Send to

Choose Destination
J Clin Invest. 1972 Mar;51(3):598-603.

Early increase in left ventricular compliance after myocardial infarction.

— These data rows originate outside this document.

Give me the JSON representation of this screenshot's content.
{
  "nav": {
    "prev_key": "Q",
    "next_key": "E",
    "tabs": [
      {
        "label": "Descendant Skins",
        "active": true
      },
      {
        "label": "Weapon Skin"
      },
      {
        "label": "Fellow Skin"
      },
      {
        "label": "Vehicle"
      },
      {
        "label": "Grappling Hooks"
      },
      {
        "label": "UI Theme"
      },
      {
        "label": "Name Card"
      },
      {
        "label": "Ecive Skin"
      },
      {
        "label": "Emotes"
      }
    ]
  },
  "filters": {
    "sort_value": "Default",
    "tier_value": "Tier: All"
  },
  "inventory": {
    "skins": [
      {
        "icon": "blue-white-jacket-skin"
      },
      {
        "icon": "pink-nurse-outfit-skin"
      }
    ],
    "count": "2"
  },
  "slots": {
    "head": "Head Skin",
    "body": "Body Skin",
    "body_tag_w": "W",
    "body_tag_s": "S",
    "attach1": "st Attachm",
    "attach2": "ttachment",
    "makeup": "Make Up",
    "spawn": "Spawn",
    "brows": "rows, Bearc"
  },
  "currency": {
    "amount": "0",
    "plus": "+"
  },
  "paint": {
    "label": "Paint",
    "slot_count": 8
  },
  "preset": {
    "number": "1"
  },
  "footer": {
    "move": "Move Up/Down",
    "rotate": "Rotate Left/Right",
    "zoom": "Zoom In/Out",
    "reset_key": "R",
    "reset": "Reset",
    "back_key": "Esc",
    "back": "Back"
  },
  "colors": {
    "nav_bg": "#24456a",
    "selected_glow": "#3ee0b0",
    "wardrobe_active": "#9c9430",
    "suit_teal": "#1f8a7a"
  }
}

The left ventricular (LV) pressure-volume (P-V) relationship is a resultant of several determinants, including initial ventricular volume, geometry, and wall stiffness. A quantitative index of one of these determinants, LV wall stiffness, was developed from a mathematical analysis of the isolated P-V relationship. Since this relationship was exponential, stiffness (dP/dV) could be expressed by the equation dP/dV = aP + b, where a and b are constants. The a constant, termed the passive elastic modulus, was independent of both pressure and volume, was modified only slightly by changes in geometry, and thus was primarily affected by changes in wall stiffness. LV wall stiffness was assessed by determination of the passive elastic modulus in eight normal canine hearts and in five hearts 1 hr after acute myocardial infarction. The value of the passive elastic modulus for the normal canine LV was found to be 0.099+/-0.006 cc(-1). In the five infarcted hearts there was a modest, but statistically insignificant, shift of the P-V curves from control, such that for the same pressure the infarcted hearts contained greater volume. However, the passive elastic modulus decreased 41% to 0.057+/-0.006 cc(-1) (P < 0.001). Thus, although LV wall stiffness may increase later in the course of myocardial infarction, it is concluded that it was significantly decreased 1 hr after infarction. Calculation of the passive elastic modulus provided a sensitive means of detecting such changes, whereas P-V curves alone were generally insensitive.

[Indexed for MEDLINE]
Free PMC Article

Supplemental Content

Full text links

Icon for American Society for Clinical Investigation Icon for PubMed Central
Loading ...
Support Center